Portable: Your work is very personal. Tell us a little about yourself and your family.

Elizabeth de la Piedra: I come from a Peruvian family that migrated to Australia in the late 80s. I was 2 when we re-located, so I had no recollection of Peru growing up in Australia. The move was definitely harder on my parents and older sister. She picked up English faster than my parents so she would go to translate at job interviews for them when she was 10, not to mention look after me and our baby sister while my parents worked full-time.

There was a very small South American community when we came to Australia. We didn’t have our food, our music, our people; it was lonely for us and strange for people who didn’t even know what a Peruvian person looked like. Usually people would guess we were Asian or mixed European and Islander. My parents, like so many immigrants, did a brave thing leaving their families and administration jobs behind to make the money they made doing physical labour in Australia.

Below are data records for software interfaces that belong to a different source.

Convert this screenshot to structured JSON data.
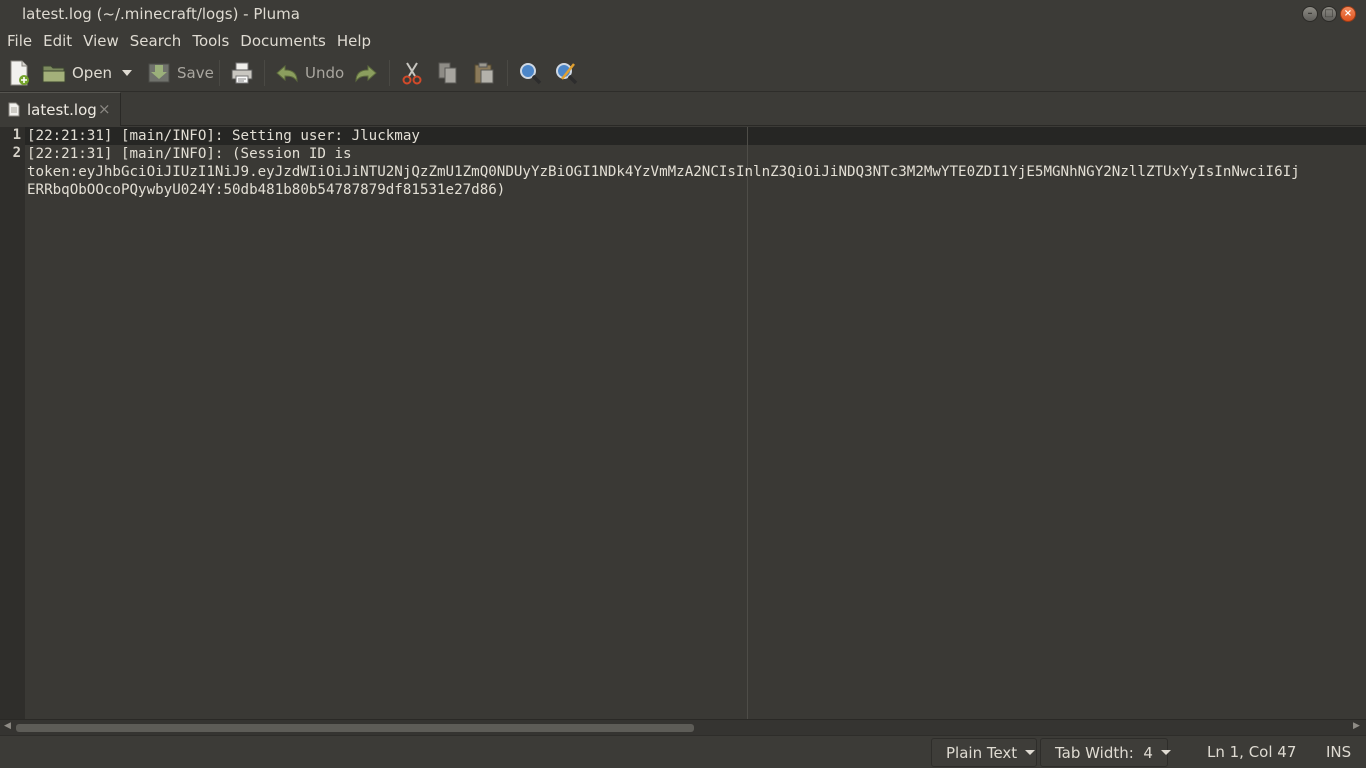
{
  "window": {
    "title": "latest.log (~/.minecraft/logs) - Pluma",
    "minimize_glyph": "–",
    "maximize_glyph": "□",
    "close_glyph": "×"
  },
  "menu": [
    "File",
    "Edit",
    "View",
    "Search",
    "Tools",
    "Documents",
    "Help"
  ],
  "toolbar": {
    "new_icon": "new-document-icon",
    "open_label": "Open",
    "save_label": "Save",
    "print_icon": "print-icon",
    "undo_label": "Undo",
    "redo_icon": "redo-icon",
    "cut_icon": "cut-icon",
    "copy_icon": "copy-icon",
    "paste_icon": "paste-icon",
    "find_icon": "find-icon",
    "replace_icon": "find-replace-icon"
  },
  "tabs": [
    {
      "label": "latest.log",
      "close": "×"
    }
  ],
  "editor": {
    "line_numbers": [
      "1",
      "2"
    ],
    "lines": [
      "[22:21:31] [main/INFO]: Setting user: Jluckmay",
      "[22:21:31] [main/INFO]: (Session ID is",
      "token:eyJhbGciOiJIUzI1NiJ9.eyJzdWIiOiJiNTU2NjQzZmU1ZmQ0NDUyYzBiOGI1NDk4YzVmMzA2NCIsInlnZ3QiOiJiNDQ3NTc3M2MwYTE0ZDI1YjE5MGNhNGY2NzllZTUxYyIsInNwciI6Ij",
      "ERRbqObOOcoPQywbyU024Y:50db481b80b54787879df81531e27d86)"
    ]
  },
  "statusbar": {
    "language": "Plain Text",
    "tab_width": "Tab Width:  4",
    "position": "Ln 1, Col 47",
    "mode": "INS"
  },
  "colors": {
    "background": "#3c3b37",
    "editor_bg": "#3a3935",
    "current_line": "#262624",
    "close_button": "#e0531f"
  }
}
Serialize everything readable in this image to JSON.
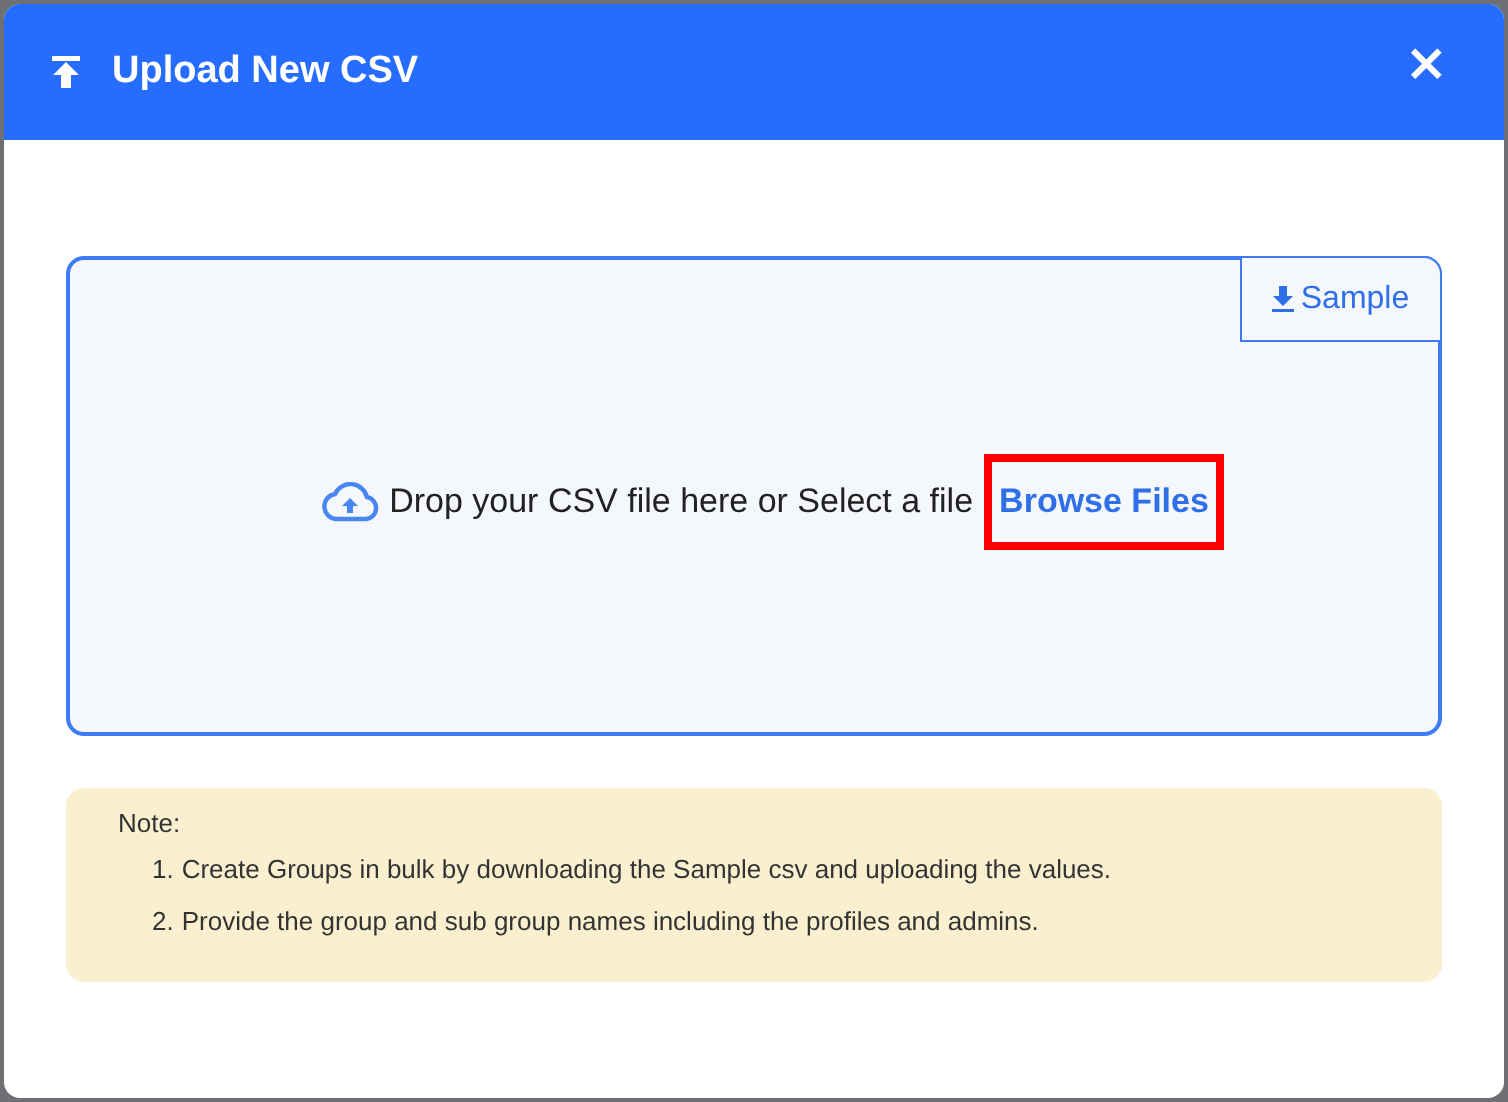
{
  "dialog": {
    "title": "Upload New CSV",
    "close": "×"
  },
  "dropzone": {
    "sample_button": "Sample",
    "prompt": "Drop your CSV file here or Select a file",
    "browse_link": {
      "label": "Browse Files",
      "highlighted": true
    }
  },
  "note": {
    "heading": "Note:",
    "items": [
      {
        "number": "1.",
        "text": "Create Groups in bulk by downloading the Sample csv and uploading the values."
      },
      {
        "number": "2.",
        "text": "Provide the group and sub group names including the profiles and admins."
      }
    ]
  }
}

They built a life for us that way and we have so much to be thankful for, especially me. I couldn’t do what I do if it hadn’t been for my parents moving to Australia.